Exclude the pictures, then copy all remaining records exactly.

» Data for this exercise:
-- Opening Marker --
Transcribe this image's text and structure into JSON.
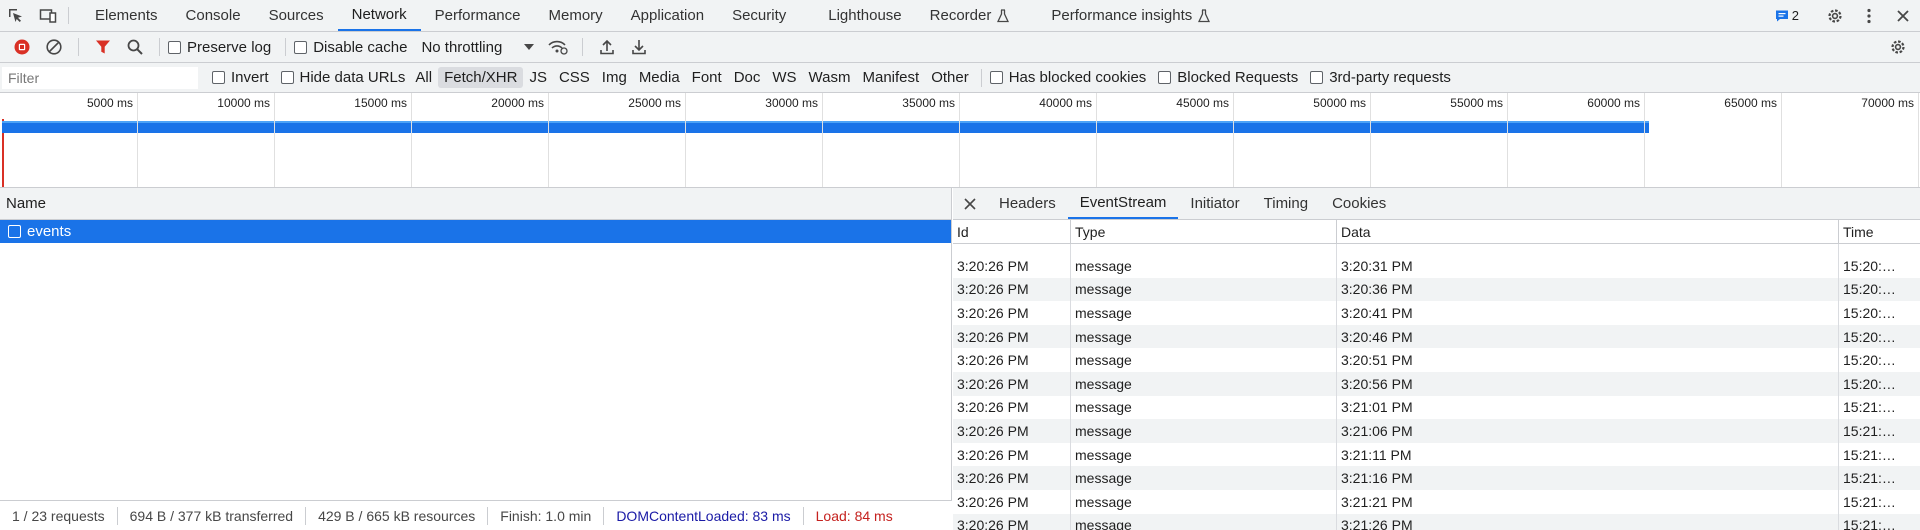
{
  "main_tabs": [
    {
      "label": "Elements"
    },
    {
      "label": "Console"
    },
    {
      "label": "Sources"
    },
    {
      "label": "Network",
      "active": true
    },
    {
      "label": "Performance"
    },
    {
      "label": "Memory"
    },
    {
      "label": "Application"
    },
    {
      "label": "Security"
    },
    {
      "label": "Lighthouse"
    },
    {
      "label": "Recorder",
      "experimental": true
    },
    {
      "label": "Performance insights",
      "experimental": true
    }
  ],
  "issues_count": "2",
  "toolbar": {
    "preserve_log": "Preserve log",
    "disable_cache": "Disable cache",
    "throttling": "No throttling"
  },
  "filter": {
    "placeholder": "Filter",
    "invert": "Invert",
    "hide_data_urls": "Hide data URLs",
    "types": [
      "All",
      "Fetch/XHR",
      "JS",
      "CSS",
      "Img",
      "Media",
      "Font",
      "Doc",
      "WS",
      "Wasm",
      "Manifest",
      "Other"
    ],
    "active_type": "Fetch/XHR",
    "has_blocked_cookies": "Has blocked cookies",
    "blocked_requests": "Blocked Requests",
    "third_party": "3rd-party requests"
  },
  "overview": {
    "ticks": [
      "5000 ms",
      "10000 ms",
      "15000 ms",
      "20000 ms",
      "25000 ms",
      "30000 ms",
      "35000 ms",
      "40000 ms",
      "45000 ms",
      "50000 ms",
      "55000 ms",
      "60000 ms",
      "65000 ms",
      "70000 ms"
    ],
    "bar_end_ms": 60200
  },
  "requests": {
    "header": "Name",
    "rows": [
      {
        "name": "events",
        "selected": true
      }
    ]
  },
  "status": {
    "requests": "1 / 23 requests",
    "transferred": "694 B / 377 kB transferred",
    "resources": "429 B / 665 kB resources",
    "finish": "Finish: 1.0 min",
    "dcl": "DOMContentLoaded: 83 ms",
    "load": "Load: 84 ms"
  },
  "detail": {
    "tabs": [
      {
        "label": "Headers"
      },
      {
        "label": "EventStream",
        "active": true
      },
      {
        "label": "Initiator"
      },
      {
        "label": "Timing"
      },
      {
        "label": "Cookies"
      }
    ],
    "columns": {
      "id": "Id",
      "type": "Type",
      "data": "Data",
      "time": "Time"
    },
    "rows": [
      {
        "id": "3:20:26 PM",
        "type": "message",
        "data": "3:20:31 PM",
        "time": "15:20:…"
      },
      {
        "id": "3:20:26 PM",
        "type": "message",
        "data": "3:20:36 PM",
        "time": "15:20:…"
      },
      {
        "id": "3:20:26 PM",
        "type": "message",
        "data": "3:20:41 PM",
        "time": "15:20:…"
      },
      {
        "id": "3:20:26 PM",
        "type": "message",
        "data": "3:20:46 PM",
        "time": "15:20:…"
      },
      {
        "id": "3:20:26 PM",
        "type": "message",
        "data": "3:20:51 PM",
        "time": "15:20:…"
      },
      {
        "id": "3:20:26 PM",
        "type": "message",
        "data": "3:20:56 PM",
        "time": "15:20:…"
      },
      {
        "id": "3:20:26 PM",
        "type": "message",
        "data": "3:21:01 PM",
        "time": "15:21:…"
      },
      {
        "id": "3:20:26 PM",
        "type": "message",
        "data": "3:21:06 PM",
        "time": "15:21:…"
      },
      {
        "id": "3:20:26 PM",
        "type": "message",
        "data": "3:21:11 PM",
        "time": "15:21:…"
      },
      {
        "id": "3:20:26 PM",
        "type": "message",
        "data": "3:21:16 PM",
        "time": "15:21:…"
      },
      {
        "id": "3:20:26 PM",
        "type": "message",
        "data": "3:21:21 PM",
        "time": "15:21:…"
      },
      {
        "id": "3:20:26 PM",
        "type": "message",
        "data": "3:21:26 PM",
        "time": "15:21:…"
      }
    ]
  },
  "colors": {
    "accent": "#1a73e8",
    "record": "#d93025",
    "filter_active": "#d93025",
    "dcl": "#1a1aa6",
    "load": "#c5221f"
  }
}
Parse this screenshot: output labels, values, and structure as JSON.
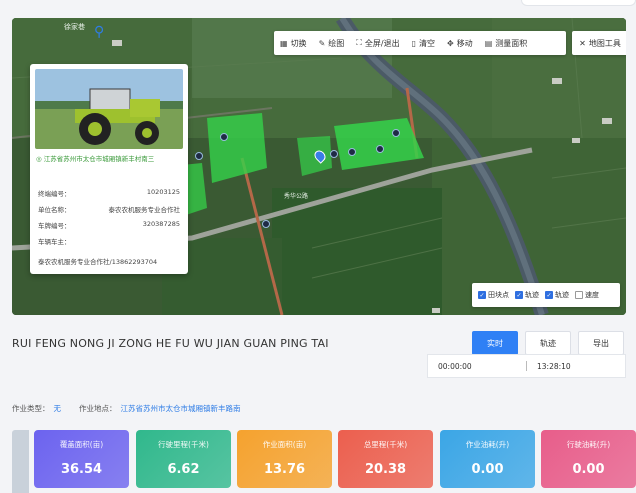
{
  "toolbar": {
    "items": [
      {
        "icon": "grid-icon",
        "label": "切换"
      },
      {
        "icon": "pencil-icon",
        "label": "绘图"
      },
      {
        "icon": "fullscreen-icon",
        "label": "全屏/退出"
      },
      {
        "icon": "trash-icon",
        "label": "清空"
      },
      {
        "icon": "move-icon",
        "label": "移动"
      },
      {
        "icon": "measure-icon",
        "label": "测量面积"
      }
    ],
    "map_tools": {
      "icon": "close-icon",
      "label": "地图工具"
    }
  },
  "map": {
    "top_place_label": "徐家巷",
    "road_label": "秀华公路",
    "legend": [
      {
        "label": "田块点",
        "checked": true
      },
      {
        "label": "轨迹",
        "checked": true
      },
      {
        "label": "轨迹",
        "checked": true
      },
      {
        "label": "速度",
        "checked": false
      }
    ]
  },
  "info_card": {
    "address": "江苏省苏州市太仓市城厢镇新丰村南三",
    "rows": [
      {
        "label": "终端编号：",
        "value": "10203125"
      },
      {
        "label": "单位名称：",
        "value": "泰农农机服务专业合作社"
      },
      {
        "label": "车牌编号：",
        "value": "320387285"
      },
      {
        "label": "车辆车主：",
        "value": ""
      }
    ],
    "owner_line": "泰农农机服务专业合作社/13862293704"
  },
  "page": {
    "title": "RUI FENG NONG JI ZONG HE FU WU JIAN GUAN PING TAI",
    "buttons": {
      "realtime": "实时",
      "history": "轨迹",
      "export": "导出"
    },
    "time_start": "00:00:00",
    "time_end": "13:28:10",
    "work_type_label": "作业类型：",
    "work_type_value": "无",
    "work_place_label": "作业地点：",
    "work_place_value": "江苏省苏州市太仓市城厢镇新丰路南"
  },
  "stats": [
    {
      "label": "覆盖面积(亩)",
      "value": "36.54",
      "color": "#6c63ef"
    },
    {
      "label": "行驶里程(千米)",
      "value": "6.62",
      "color": "#30b88c"
    },
    {
      "label": "作业面积(亩)",
      "value": "13.76",
      "color": "#f5a22e"
    },
    {
      "label": "总里程(千米)",
      "value": "20.38",
      "color": "#ec5f4e"
    },
    {
      "label": "作业油耗(升)",
      "value": "0.00",
      "color": "#3ba6e6"
    },
    {
      "label": "行驶油耗(升)",
      "value": "0.00",
      "color": "#e85d8a"
    }
  ]
}
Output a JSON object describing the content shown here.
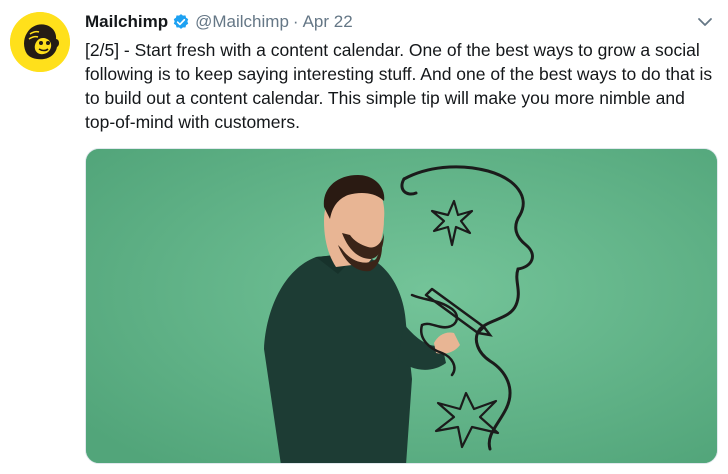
{
  "tweet": {
    "author_name": "Mailchimp",
    "verified": true,
    "handle": "@Mailchimp",
    "separator": "·",
    "date": "Apr 22",
    "text": "[2/5] - Start fresh with a content calendar. One of the best ways to grow a social following is to keep saying interesting stuff. And one of the best ways to do that is to build out a content calendar. This simple tip will make you more nimble and top-of-mind with customers.",
    "icons": {
      "avatar": "mailchimp-freddie-avatar",
      "verified": "verified-badge-icon",
      "menu": "chevron-down-icon"
    },
    "colors": {
      "avatar_bg": "#ffe01b",
      "verified": "#1da1f2",
      "media_bg": "#63b68a",
      "muted_text": "#657786"
    }
  }
}
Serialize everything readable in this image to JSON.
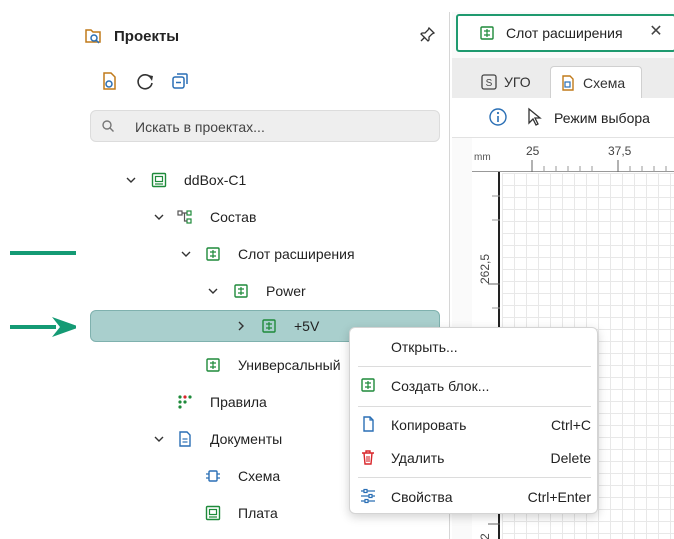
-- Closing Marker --
» Solution to the exercise:
Transcribe this image's text and structure into JSON.
{
  "main_tabs": [
    {
      "label": "Elements"
    },
    {
      "label": "Console"
    },
    {
      "label": "Sources"
    },
    {
      "label": "Network",
      "active": true
    },
    {
      "label": "Performance"
    },
    {
      "label": "Memory"
    },
    {
      "label": "Application"
    },
    {
      "label": "Security"
    },
    {
      "label": "Lighthouse"
    },
    {
      "label": "Recorder",
      "experimental": true
    },
    {
      "label": "Performance insights",
      "experimental": true
    }
  ],
  "issues_count": "2",
  "toolbar": {
    "preserve_log": "Preserve log",
    "disable_cache": "Disable cache",
    "throttling": "No throttling"
  },
  "filter": {
    "placeholder": "Filter",
    "invert": "Invert",
    "hide_data_urls": "Hide data URLs",
    "types": [
      "All",
      "Fetch/XHR",
      "JS",
      "CSS",
      "Img",
      "Media",
      "Font",
      "Doc",
      "WS",
      "Wasm",
      "Manifest",
      "Other"
    ],
    "active_type": "Fetch/XHR",
    "has_blocked_cookies": "Has blocked cookies",
    "blocked_requests": "Blocked Requests",
    "third_party": "3rd-party requests"
  },
  "overview": {
    "ticks": [
      "5000 ms",
      "10000 ms",
      "15000 ms",
      "20000 ms",
      "25000 ms",
      "30000 ms",
      "35000 ms",
      "40000 ms",
      "45000 ms",
      "50000 ms",
      "55000 ms",
      "60000 ms",
      "65000 ms",
      "70000 ms"
    ],
    "bar_end_ms": 60200
  },
  "requests": {
    "header": "Name",
    "rows": [
      {
        "name": "events",
        "selected": true
      }
    ]
  },
  "status": {
    "requests": "1 / 23 requests",
    "transferred": "694 B / 377 kB transferred",
    "resources": "429 B / 665 kB resources",
    "finish": "Finish: 1.0 min",
    "dcl": "DOMContentLoaded: 83 ms",
    "load": "Load: 84 ms"
  },
  "detail": {
    "tabs": [
      {
        "label": "Headers"
      },
      {
        "label": "EventStream",
        "active": true
      },
      {
        "label": "Initiator"
      },
      {
        "label": "Timing"
      },
      {
        "label": "Cookies"
      }
    ],
    "columns": {
      "id": "Id",
      "type": "Type",
      "data": "Data",
      "time": "Time"
    },
    "rows": [
      {
        "id": "3:20:26 PM",
        "type": "message",
        "data": "3:20:31 PM",
        "time": "15:20:…"
      },
      {
        "id": "3:20:26 PM",
        "type": "message",
        "data": "3:20:36 PM",
        "time": "15:20:…"
      },
      {
        "id": "3:20:26 PM",
        "type": "message",
        "data": "3:20:41 PM",
        "time": "15:20:…"
      },
      {
        "id": "3:20:26 PM",
        "type": "message",
        "data": "3:20:46 PM",
        "time": "15:20:…"
      },
      {
        "id": "3:20:26 PM",
        "type": "message",
        "data": "3:20:51 PM",
        "time": "15:20:…"
      },
      {
        "id": "3:20:26 PM",
        "type": "message",
        "data": "3:20:56 PM",
        "time": "15:20:…"
      },
      {
        "id": "3:20:26 PM",
        "type": "message",
        "data": "3:21:01 PM",
        "time": "15:21:…"
      },
      {
        "id": "3:20:26 PM",
        "type": "message",
        "data": "3:21:06 PM",
        "time": "15:21:…"
      },
      {
        "id": "3:20:26 PM",
        "type": "message",
        "data": "3:21:11 PM",
        "time": "15:21:…"
      },
      {
        "id": "3:20:26 PM",
        "type": "message",
        "data": "3:21:16 PM",
        "time": "15:21:…"
      },
      {
        "id": "3:20:26 PM",
        "type": "message",
        "data": "3:21:21 PM",
        "time": "15:21:…"
      },
      {
        "id": "3:20:26 PM",
        "type": "message",
        "data": "3:21:26 PM",
        "time": "15:21:…"
      }
    ]
  },
  "colors": {
    "accent": "#1a73e8",
    "record": "#d93025",
    "filter_active": "#d93025",
    "dcl": "#1a1aa6",
    "load": "#c5221f"
  }
}
Parse this screenshot: output labels, values, and structure as JSON.
{
  "toolbar": {
    "items": [
      {
        "icon": "grid-icon",
        "label": "切换"
      },
      {
        "icon": "pencil-icon",
        "label": "绘图"
      },
      {
        "icon": "fullscreen-icon",
        "label": "全屏/退出"
      },
      {
        "icon": "trash-icon",
        "label": "清空"
      },
      {
        "icon": "move-icon",
        "label": "移动"
      },
      {
        "icon": "measure-icon",
        "label": "测量面积"
      }
    ],
    "map_tools": {
      "icon": "close-icon",
      "label": "地图工具"
    }
  },
  "map": {
    "top_place_label": "徐家巷",
    "road_label": "秀华公路",
    "legend": [
      {
        "label": "田块点",
        "checked": true
      },
      {
        "label": "轨迹",
        "checked": true
      },
      {
        "label": "轨迹",
        "checked": true
      },
      {
        "label": "速度",
        "checked": false
      }
    ]
  },
  "info_card": {
    "address": "江苏省苏州市太仓市城厢镇新丰村南三",
    "rows": [
      {
        "label": "终端编号：",
        "value": "10203125"
      },
      {
        "label": "单位名称：",
        "value": "泰农农机服务专业合作社"
      },
      {
        "label": "车牌编号：",
        "value": "320387285"
      },
      {
        "label": "车辆车主：",
        "value": ""
      }
    ],
    "owner_line": "泰农农机服务专业合作社/13862293704"
  },
  "page": {
    "title": "RUI FENG NONG JI ZONG HE FU WU JIAN GUAN PING TAI",
    "buttons": {
      "realtime": "实时",
      "history": "轨迹",
      "export": "导出"
    },
    "time_start": "00:00:00",
    "time_end": "13:28:10",
    "work_type_label": "作业类型：",
    "work_type_value": "无",
    "work_place_label": "作业地点：",
    "work_place_value": "江苏省苏州市太仓市城厢镇新丰路南"
  },
  "stats": [
    {
      "label": "覆盖面积(亩)",
      "value": "36.54",
      "color": "#6c63ef"
    },
    {
      "label": "行驶里程(千米)",
      "value": "6.62",
      "color": "#30b88c"
    },
    {
      "label": "作业面积(亩)",
      "value": "13.76",
      "color": "#f5a22e"
    },
    {
      "label": "总里程(千米)",
      "value": "20.38",
      "color": "#ec5f4e"
    },
    {
      "label": "作业油耗(升)",
      "value": "0.00",
      "color": "#3ba6e6"
    },
    {
      "label": "行驶油耗(升)",
      "value": "0.00",
      "color": "#e85d8a"
    }
  ]
}
Output a JSON object describing the content shown here.
{
  "tweet": {
    "author_name": "Mailchimp",
    "verified": true,
    "handle": "@Mailchimp",
    "separator": "·",
    "date": "Apr 22",
    "text": "[2/5] - Start fresh with a content calendar. One of the best ways to grow a social following is to keep saying interesting stuff. And one of the best ways to do that is to build out a content calendar. This simple tip will make you more nimble and top-of-mind with customers.",
    "icons": {
      "avatar": "mailchimp-freddie-avatar",
      "verified": "verified-badge-icon",
      "menu": "chevron-down-icon"
    },
    "colors": {
      "avatar_bg": "#ffe01b",
      "verified": "#1da1f2",
      "media_bg": "#63b68a",
      "muted_text": "#657786"
    }
  }
}
Serialize everything readable in this image to JSON.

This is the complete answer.